The ambitious plans for the forthcoming Museum of the Second World War were amongst matters discussed during the Polish government’s morning session, Tuesday.
Building is set to commence on the project in 2012, and the museum will be provided for by funds from the state budget. The government has specified that costs should not be in excess of 360 million zloty (90,5 million euro).
The enterprise will be created in Gdansk, where the war began in 1939. On 1st September of that year, Germans began shelling the Polish garrison on the peninsular of Westerplatte.
Prime Minster Tusk said that Gdansk was not only a symbol of the war, but also of the country’s “ fullest revival after the war ,” alluding to Gdansk’s role as the birthplace of Solidarity.
An international competition for the design was held in 2010, and it was won by Kwadrat, a noted Polish firm from Gdynia.
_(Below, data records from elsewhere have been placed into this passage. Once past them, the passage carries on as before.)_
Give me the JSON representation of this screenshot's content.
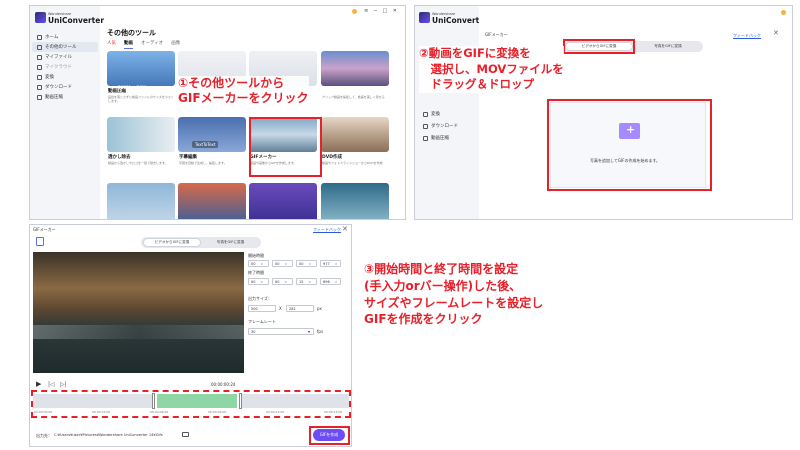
{
  "panel1": {
    "brand_small": "Wondershare",
    "brand_big": "UniConverter",
    "titlebar_icons": "≡ ─ □ ✕",
    "sidebar": [
      {
        "label": "ホーム",
        "active": false
      },
      {
        "label": "その他のツール",
        "active": true
      },
      {
        "label": "マイファイル",
        "active": false
      },
      {
        "label": "マイクラウド",
        "active": false
      },
      {
        "label": "変換",
        "active": false
      },
      {
        "label": "ダウンロード",
        "active": false
      },
      {
        "label": "動画圧縮",
        "active": false
      }
    ],
    "heading": "その他のツール",
    "tabs": [
      "人気",
      "動画",
      "オーディオ",
      "画像"
    ],
    "tiles": [
      {
        "title": "動画圧縮",
        "desc": "品質を落とさずに動画ファイルのサイズを小さくします。"
      },
      {
        "title": "",
        "desc": ""
      },
      {
        "title": "",
        "desc": ""
      },
      {
        "title": "",
        "desc": "クリップ動画を編集して、動画を美しく見せる"
      },
      {
        "title": "透かし除去",
        "desc": "動画から透かしやロゴを一括で除去します。"
      },
      {
        "title": "字幕編集",
        "desc": "字幕を自動で生成し、編集します。"
      },
      {
        "title": "GIFメーカー",
        "desc": "動画や画像からGIFを作成します。"
      },
      {
        "title": "DVD作成",
        "desc": "動画やフォトスライドショーからDVDを作成"
      }
    ],
    "tile_texts": {
      "resolution": "200M → 20M",
      "text_to_text": "TextToText"
    },
    "annotation": "①その他ツールから\nGIFメーカーをクリック"
  },
  "panel2": {
    "brand_small": "Wondershare",
    "brand_big": "UniConvert",
    "window_title": "GIFメーカー",
    "feedback": "フィードバック",
    "close": "✕",
    "toggle": [
      "ビデオからGIFに変換",
      "写真をGIFに変換"
    ],
    "annotation": "②動画をGIFに変換を\n　選択し、MOVファイルを\n　ドラッグ＆ドロップ",
    "sidebar": [
      "変換",
      "ダウンロード",
      "動画圧縮"
    ],
    "drop_text": "写真を追加してGIFの作成を始めます。",
    "add_symbol": "+"
  },
  "panel3": {
    "window_title": "GIFメーカー",
    "feedback": "フィードバック",
    "close": "✕",
    "toggle": [
      "ビデオからGIFに変換",
      "写真をGIFに変換"
    ],
    "start_label": "開始時間",
    "end_label": "終了時間",
    "start_time": [
      "00",
      "00",
      "00",
      "977"
    ],
    "end_time": [
      "00",
      "00",
      "15",
      "696"
    ],
    "size_label": "出力サイズ：",
    "width": "500",
    "height": "281",
    "unit": "px",
    "x_sign": "X",
    "fps_label": "フレームレート",
    "fps_value": "30",
    "fps_unit": "fps",
    "timecode": "00:00:00:24",
    "ruler": [
      "00:00:00:00",
      "00:00:03:00",
      "00:00:06:00",
      "00:00:09:00",
      "00:00:12:00",
      "00:00:15:00"
    ],
    "output_label": "出力先：",
    "output_path": "C:¥Users¥user¥Pictures¥Wondershare UniConverter 14¥Gifs",
    "create_button": "GIFを作成",
    "annotation": "③開始時間と終了時間を設定\n(手入力orバー操作)した後、\nサイズやフレームレートを設定し\nGIFを作成をクリック"
  },
  "colors": {
    "accent": "#e8202a",
    "brand": "#6b4cf5",
    "selection": "#8fd6a6"
  }
}
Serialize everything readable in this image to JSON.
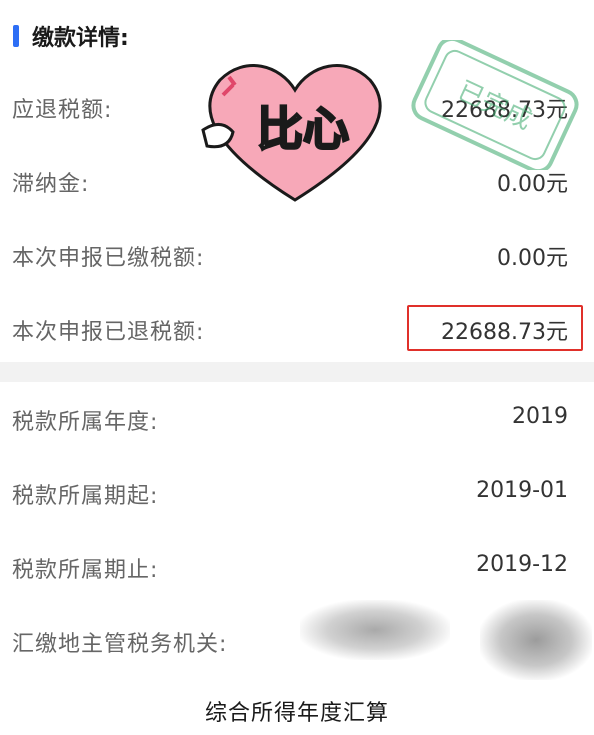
{
  "header": {
    "title": "缴款详情:"
  },
  "payment_details": [
    {
      "label": "应退税额:",
      "value": "22688.73元"
    },
    {
      "label": "滞纳金:",
      "value": "0.00元"
    },
    {
      "label": "本次申报已缴税额:",
      "value": "0.00元"
    },
    {
      "label": "本次申报已退税额:",
      "value": "22688.73元"
    }
  ],
  "tax_period": [
    {
      "label": "税款所属年度:",
      "value": "2019"
    },
    {
      "label": "税款所属期起:",
      "value": "2019-01"
    },
    {
      "label": "税款所属期止:",
      "value": "2019-12"
    },
    {
      "label": "汇缴地主管税务机关:",
      "value": ""
    }
  ],
  "stamp_text": "已完成",
  "sticker_text": "比心",
  "footer_title": "综合所得年度汇算",
  "colors": {
    "accent": "#2d6ef5",
    "highlight_border": "#e0302a",
    "stamp": "#3aa86b",
    "sticker_heart": "#f7a8b8"
  }
}
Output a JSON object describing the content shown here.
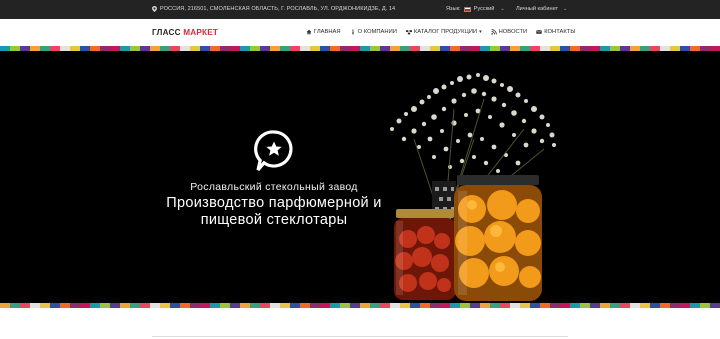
{
  "topbar": {
    "address": "РОССИЯ, 216501, СМОЛЕНСКАЯ ОБЛАСТЬ, Г. РОСЛАВЛЬ, УЛ. ОРДЖОНИКИДЗЕ, Д. 14",
    "language_label": "Язык:",
    "language_value": "Русский",
    "cabinet_label": "Личный кабинет"
  },
  "navbar": {
    "logo_part1": "ГЛАСС",
    "logo_part2": "МАРКЕТ",
    "menu": [
      "ГЛАВНАЯ",
      "О КОМПАНИИ",
      "КАТАЛОГ ПРОДУКЦИИ",
      "НОВОСТИ",
      "КОНТАКТЫ"
    ]
  },
  "hero": {
    "subtitle": "Рославльский стекольный завод",
    "title_line1": "Производство парфюмерной и",
    "title_line2": "пищевой стеклотары"
  },
  "colors": {
    "accent": "#d6293a",
    "topbar_bg": "#232323",
    "stripe": [
      "#1b9aa8",
      "#e8475d",
      "#8a2f6e",
      "#f2a23b",
      "#2f4fa0",
      "#9bc53d",
      "#e2e2e2",
      "#c2185b",
      "#3aa17e",
      "#f06a2a",
      "#5b3c8c",
      "#e8c547"
    ]
  },
  "icons": [
    "map-pin-icon",
    "flag-ru-icon",
    "chevron-down-icon",
    "home-icon",
    "info-icon",
    "catalog-icon",
    "rss-icon",
    "envelope-icon",
    "brand-logo-icon"
  ]
}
The jury, chaired by Daniel Libeskind, praised the design of this “immense building” which will be “tactfully inscribed in the surroundings, providing the chance to achieve iconic status.”
Prime Minister Tusk said that the building will be realized as a priority, “even in difficult moments of the economic crisis.”
The museum will be built on a plot of 1.7 hectares, incorporating some 23,000 square metres of space.
The main exhibition will portray not only the Polish plight, but also the destinies of other nations. Central themes such as genocidal policies will be accompanied by evocations of the day-to-day life of civilians and soldiers, as well as collaboration, diplomacy and resistance.
The grand opening of the museum is planned for 1st September 2014, the 75th anniversary of the outbreak of the war. (nh)
[Non-text portions of this message have been removed]